Sparks says the “live” product demonstrations and being able to ask questions help him better understand “what’s coming down the pipeline,” and then take that knowledge back to his company to share with the rest of his team. On the educational front, Sparks said he’s sent numerous employees to NPCA courses both at and outside of the annual trade show.
In 2016, Sparks sent two employees to St. Louis to take live Precast University courses. He said he plans to enroll even more employees in the program this year.
Ultimately, he noted NPCA’s educational offerings – both at the show and year-round – are extremely valuable because they cater specifically to precasters.
Leveraging key opportunities
As president of Shea Concrete Products in Amesbury, Mass., Greg Stratis has a lot on his plate at any given time, but that never stops him from attending The Precast Show and other NPCA events. On most occasions, he arrives at the annual event prepared to meet with various suppliers and business partners. Stratis also leaves time open to meet new people, share ideas and cultivate relationships that help both he and his company work smarter, better and faster.
In the interest of “giving back” to the industry that he’s worked in for more than two decades, Stratis also shares his own best practices with colleagues in hopes of helping other firms achieve their productivity and efficiency goals.
“If we’re doing something as a company that we feel would benefit either the association as a whole or its individual members, we bring it to the table at The Precast Show and share it with others,” he said.
Stratis, the current NPCA Chairman of the Board, said attending the annual show helps him realize the value of participating in the group’s numerous committees. Initially, he joined the Stormwater Product Committee because the firm he was working for was deeply involved in that segment of the industry.
“I learned a lot from that experience and was able to take that knowledge back to my company,” said Stratis, who also leverages the educational opportunities offered at the show. “Regardless of where I was at in my career, I’ve always taken educational courses at NPCA’s conventions and shows.”
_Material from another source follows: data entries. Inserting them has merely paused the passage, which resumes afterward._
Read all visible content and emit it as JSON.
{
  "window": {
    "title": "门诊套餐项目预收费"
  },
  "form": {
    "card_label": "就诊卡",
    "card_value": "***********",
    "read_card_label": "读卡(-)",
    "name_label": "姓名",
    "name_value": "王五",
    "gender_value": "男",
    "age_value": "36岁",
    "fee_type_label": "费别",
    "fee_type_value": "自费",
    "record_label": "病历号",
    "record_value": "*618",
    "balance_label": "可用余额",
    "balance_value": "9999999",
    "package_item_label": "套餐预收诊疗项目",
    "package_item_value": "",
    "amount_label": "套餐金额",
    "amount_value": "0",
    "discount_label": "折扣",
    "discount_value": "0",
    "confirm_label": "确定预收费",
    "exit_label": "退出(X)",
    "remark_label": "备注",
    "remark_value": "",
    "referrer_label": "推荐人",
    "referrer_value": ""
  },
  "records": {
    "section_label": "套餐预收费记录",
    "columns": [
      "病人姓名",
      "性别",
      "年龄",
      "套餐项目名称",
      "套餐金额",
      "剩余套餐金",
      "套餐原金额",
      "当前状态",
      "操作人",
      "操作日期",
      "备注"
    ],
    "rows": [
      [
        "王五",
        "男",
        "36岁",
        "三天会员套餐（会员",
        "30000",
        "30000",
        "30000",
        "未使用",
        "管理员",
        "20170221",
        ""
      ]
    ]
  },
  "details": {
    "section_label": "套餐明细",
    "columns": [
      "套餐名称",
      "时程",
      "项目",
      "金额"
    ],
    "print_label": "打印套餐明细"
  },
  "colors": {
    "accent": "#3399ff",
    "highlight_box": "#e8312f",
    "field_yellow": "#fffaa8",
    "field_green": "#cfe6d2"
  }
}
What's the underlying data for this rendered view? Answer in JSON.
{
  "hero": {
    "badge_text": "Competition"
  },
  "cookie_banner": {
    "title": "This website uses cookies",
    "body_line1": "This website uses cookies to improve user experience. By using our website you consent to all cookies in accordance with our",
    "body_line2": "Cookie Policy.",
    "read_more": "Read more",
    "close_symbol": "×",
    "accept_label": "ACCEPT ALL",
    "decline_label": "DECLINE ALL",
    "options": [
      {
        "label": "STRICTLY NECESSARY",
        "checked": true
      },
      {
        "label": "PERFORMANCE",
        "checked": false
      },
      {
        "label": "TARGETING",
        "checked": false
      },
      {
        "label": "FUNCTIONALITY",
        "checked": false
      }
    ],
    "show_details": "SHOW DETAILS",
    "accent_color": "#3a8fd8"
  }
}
If you think it won’t pay off, think again
Dean Wolosiansky, general manager at Lindsay Precast in Canal Fulton, Ohio, said he started attending NPCA shows within a year of joining the industry. Intent on learning the ropes from other precasters and getting a “broader view” of the industry, Wolosiansky explained that the experience gave him a good idea of where his company was positioned in relation to other firms.
“There are a lot of very knowledgeable people who attend the show and very good educational opportunities for all employees – from the production employee to the ownership level,” said Wolosiansky, who has taken everything from entry-level precast courses to more specialized classes on industry regulations and compliance at the annual event. “It’s never dull. There’s always something new and fresh to learn.”
To producers and suppliers planning to attend the upcoming Precast Show, Sparks recommends reaching out to vendors in advance to see if they’re attending and to set up one-on-one meetings, dinners or coffee breaks.
“I’ve found that the networking and meetings work best when you reach out and set at least a few things up in advance,” he said. “But don’t forget to also leave some time open to meet and mingle with new people and explore new opportunities.”
Asked to share his best piece of advice for new or prospective show attendees, Stratis shared a simple message: If you think you don’t have time to attend the show, think again.
“Some people may feel like this takes time away from their businesses, but in reality, they’ll be able to gain so much back by attending,” he said. “Whether it’s a new idea, a best practice or an answer to an efficiency problem, the networking alone will cover the cost and time associated with attending the show.”
Bridget McCrea is a freelance writer who covers manufacturing, industry and technology. She is a winner of the Florida Magazine Association’s Gold Award for best trade-technical feature statewide.